▶ YOUR OBJECTIVE:
The records below must be written out exactly, with every picture left behind.

##############################

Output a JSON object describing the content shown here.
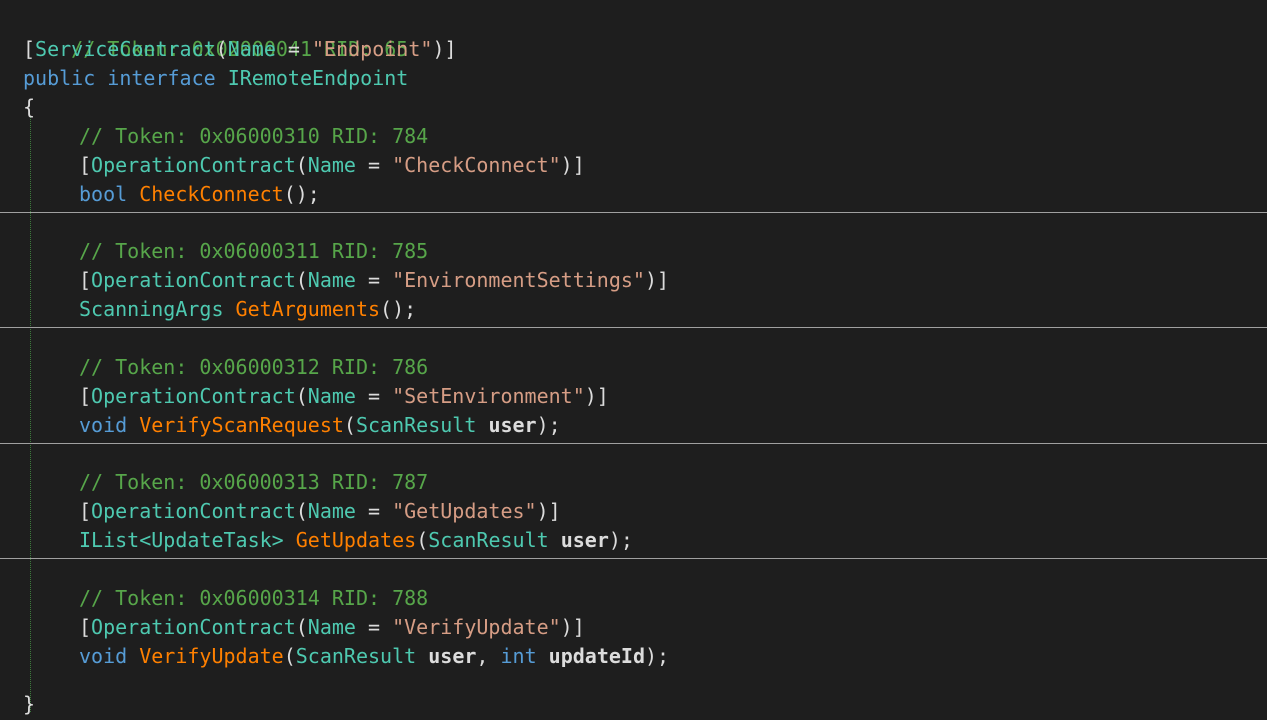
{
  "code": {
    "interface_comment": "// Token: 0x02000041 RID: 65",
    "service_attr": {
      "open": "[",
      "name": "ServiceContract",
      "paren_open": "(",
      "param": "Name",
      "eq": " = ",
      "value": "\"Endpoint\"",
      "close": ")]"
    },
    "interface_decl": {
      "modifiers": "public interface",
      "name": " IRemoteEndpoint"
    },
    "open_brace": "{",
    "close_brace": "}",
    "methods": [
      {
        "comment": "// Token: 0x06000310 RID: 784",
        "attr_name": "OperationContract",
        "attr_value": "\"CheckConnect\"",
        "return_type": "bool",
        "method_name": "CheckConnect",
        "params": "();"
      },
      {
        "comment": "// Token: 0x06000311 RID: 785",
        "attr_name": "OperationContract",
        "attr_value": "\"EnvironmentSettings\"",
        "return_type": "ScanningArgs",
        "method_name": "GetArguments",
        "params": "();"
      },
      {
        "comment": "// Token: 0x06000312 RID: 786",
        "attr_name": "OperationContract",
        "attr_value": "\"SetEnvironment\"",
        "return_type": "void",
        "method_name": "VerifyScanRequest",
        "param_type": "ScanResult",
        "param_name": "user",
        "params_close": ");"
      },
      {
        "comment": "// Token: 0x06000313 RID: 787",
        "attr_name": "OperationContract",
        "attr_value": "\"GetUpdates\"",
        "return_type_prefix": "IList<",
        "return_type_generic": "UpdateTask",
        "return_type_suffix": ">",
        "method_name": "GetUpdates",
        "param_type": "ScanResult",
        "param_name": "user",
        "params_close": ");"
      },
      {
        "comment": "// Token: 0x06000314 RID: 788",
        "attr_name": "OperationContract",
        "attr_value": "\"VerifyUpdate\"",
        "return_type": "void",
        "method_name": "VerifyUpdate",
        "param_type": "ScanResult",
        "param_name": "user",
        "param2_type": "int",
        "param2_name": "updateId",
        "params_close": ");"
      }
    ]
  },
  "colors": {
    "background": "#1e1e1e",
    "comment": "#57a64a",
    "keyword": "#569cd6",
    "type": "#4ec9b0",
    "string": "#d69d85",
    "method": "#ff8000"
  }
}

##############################

▶ YOUR RESPONSE:
Output a JSON object describing the content shown here.
{
  "code": {
    "interface_comment": "// Token: 0x02000041 RID: 65",
    "service_attr": {
      "open": "[",
      "name": "ServiceContract",
      "paren_open": "(",
      "param": "Name",
      "eq": " = ",
      "value": "\"Endpoint\"",
      "close": ")]"
    },
    "interface_decl": {
      "modifiers": "public interface",
      "name": " IRemoteEndpoint"
    },
    "open_brace": "{",
    "close_brace": "}",
    "methods": [
      {
        "comment": "// Token: 0x06000310 RID: 784",
        "attr_name": "OperationContract",
        "attr_value": "\"CheckConnect\"",
        "return_type": "bool",
        "method_name": "CheckConnect",
        "params": "();"
      },
      {
        "comment": "// Token: 0x06000311 RID: 785",
        "attr_name": "OperationContract",
        "attr_value": "\"EnvironmentSettings\"",
        "return_type": "ScanningArgs",
        "method_name": "GetArguments",
        "params": "();"
      },
      {
        "comment": "// Token: 0x06000312 RID: 786",
        "attr_name": "OperationContract",
        "attr_value": "\"SetEnvironment\"",
        "return_type": "void",
        "method_name": "VerifyScanRequest",
        "param_type": "ScanResult",
        "param_name": "user",
        "params_close": ");"
      },
      {
        "comment": "// Token: 0x06000313 RID: 787",
        "attr_name": "OperationContract",
        "attr_value": "\"GetUpdates\"",
        "return_type_prefix": "IList<",
        "return_type_generic": "UpdateTask",
        "return_type_suffix": ">",
        "method_name": "GetUpdates",
        "param_type": "ScanResult",
        "param_name": "user",
        "params_close": ");"
      },
      {
        "comment": "// Token: 0x06000314 RID: 788",
        "attr_name": "OperationContract",
        "attr_value": "\"VerifyUpdate\"",
        "return_type": "void",
        "method_name": "VerifyUpdate",
        "param_type": "ScanResult",
        "param_name": "user",
        "param2_type": "int",
        "param2_name": "updateId",
        "params_close": ");"
      }
    ]
  },
  "colors": {
    "background": "#1e1e1e",
    "comment": "#57a64a",
    "keyword": "#569cd6",
    "type": "#4ec9b0",
    "string": "#d69d85",
    "method": "#ff8000"
  }
}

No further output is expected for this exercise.